How to record your phone calls

There is nothing new about voice recording per se – call centres and helplines have been recording customer conversations for years “for training purposes”, and financial institutions now have to record mobile phone calls as well for their compliance reasons.But while big business is well served, there has been little around for consumers and small businesses- until now.

However there are now new services that enable consumers and small businesses to record telephone calls, store them to “the cloud” and then read transcripts or carry out key-word searches of the audio database, are potentially revolutionising the way we treat the spoken word.

Skype – the internet voice, video and text messaging giant – offers its customers a number of call recording apps from companies such as Amolto, Callnote and PrettyMay.

And Apple’s iTunes store features an app, by MotionApps, allowing iPhone and iPad users to record and transcribe their phone conversations.

But one award-winning UK startup, Calltrunk, is attracting particular attention for enabling its customers to record phone conversations made from any phone, anywhere, and make keyword searches of the audio database stored on its servers- and can be used on your PC or your mobile phone.

The company has won three technology awards for the way its search engine indexes time-stamped keywords from audio files, then adds meta-data to create a richer search experience.

Calltrunk can record and store conversations made via any phone – fixed line or mobile – and has currently amassed more than 20,000 customers worldwide after just over a year of operation.

Customers can record all their calls from 8p per minute for a Pay As You Go account- with other packages being available

Richard Newton, Calltrunk’s marketing director, says: “Companies record us, so why shouldn’t we record them? If there’s a dispute, they hold all the cards. We wanted to put power back into the hands of the consumer”.

But he argues the appeal of the service is much broader than a mere rebalancing of power for the purposes of dispute resolution.

“We see recording spoken conversations as just the next part of the journey,” Mr Newton says.

There are many additional potential uses:

  •     Research shows that people lie less often when they know they are being recorded
  •     Lawyers, doctors and other professionals often use jargon that is difficult to understand on first hearing
  •     Contractors often promise to deliver projects by a certain date – you could replay the evidence
  •     It is a useful way of recording oral family history

Calltrunk certainly isn’t focusing on the consumer market alone, and has a few global investment banks among its clients as well.

Another potential issue is consumer concern or confusion over the legality of recording voice calls.

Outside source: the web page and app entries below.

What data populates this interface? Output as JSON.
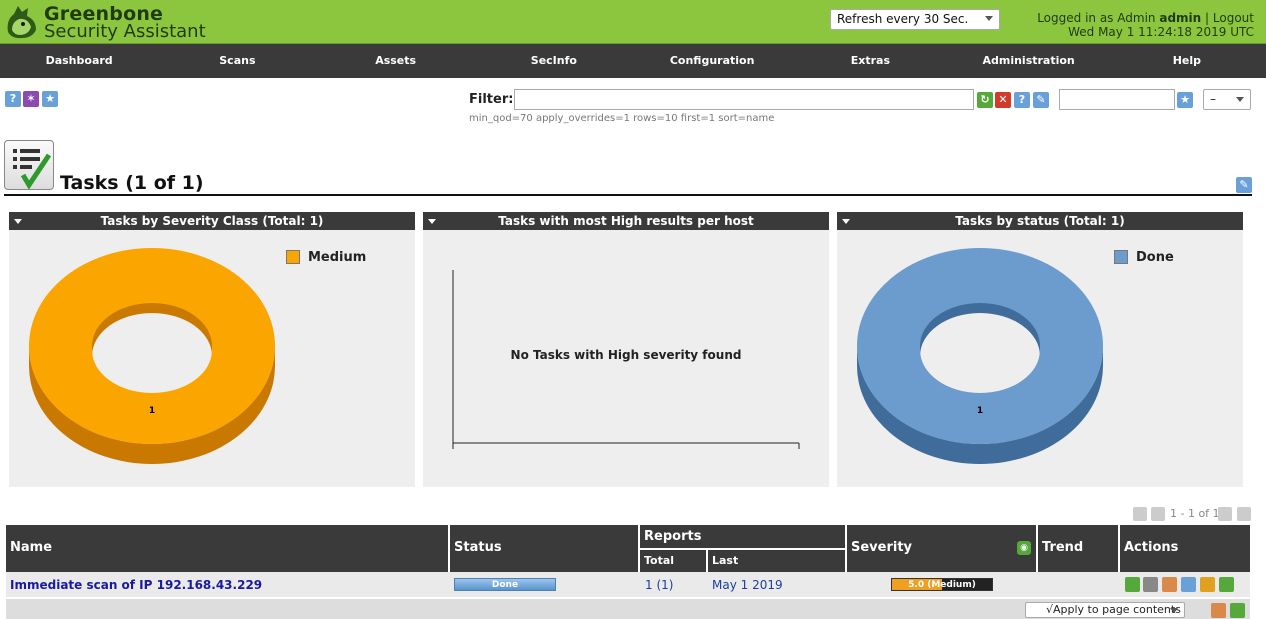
{
  "brand": {
    "line1": "Greenbone",
    "line2": "Security Assistant"
  },
  "header": {
    "refresh_value": "Refresh every 30 Sec.",
    "logged_in_prefix": "Logged in as",
    "role": "Admin",
    "user": "admin",
    "separator": "|",
    "logout": "Logout",
    "datetime": "Wed May 1 11:24:18 2019 UTC"
  },
  "nav": [
    "Dashboard",
    "Scans",
    "Assets",
    "SecInfo",
    "Configuration",
    "Extras",
    "Administration",
    "Help"
  ],
  "filter": {
    "label": "Filter",
    "value": "",
    "hint": "min_qod=70 apply_overrides=1 rows=10 first=1 sort=name",
    "saved_value": "",
    "select_value": "–"
  },
  "page": {
    "title": "Tasks (1 of 1)"
  },
  "panels": [
    {
      "title": "Tasks by Severity Class (Total: 1)",
      "legend": "Medium",
      "slice_label": "1",
      "color": "#fba500",
      "dark": "#c97900"
    },
    {
      "title": "Tasks with most High results per host",
      "message": "No Tasks with High severity found"
    },
    {
      "title": "Tasks by status (Total: 1)",
      "legend": "Done",
      "slice_label": "1",
      "color": "#6c9bcd",
      "dark": "#3f6c9a"
    }
  ],
  "pagination": {
    "text": "1 - 1 of 1"
  },
  "table": {
    "headers": {
      "name": "Name",
      "status": "Status",
      "reports": "Reports",
      "total": "Total",
      "last": "Last",
      "severity": "Severity",
      "trend": "Trend",
      "actions": "Actions"
    },
    "rows": [
      {
        "name": "Immediate scan of IP 192.168.43.229",
        "status": "Done",
        "total": "1 (1)",
        "last": "May 1 2019",
        "severity": "5.0 (Medium)",
        "severity_fraction": 0.5
      }
    ]
  },
  "bulk": {
    "apply": "√Apply to page contents"
  }
}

Calltrunk maintains that when recording conversations for private purposes – as long as that recording is not shared with a third party – only one person needs to be aware of, and consent to, the recording.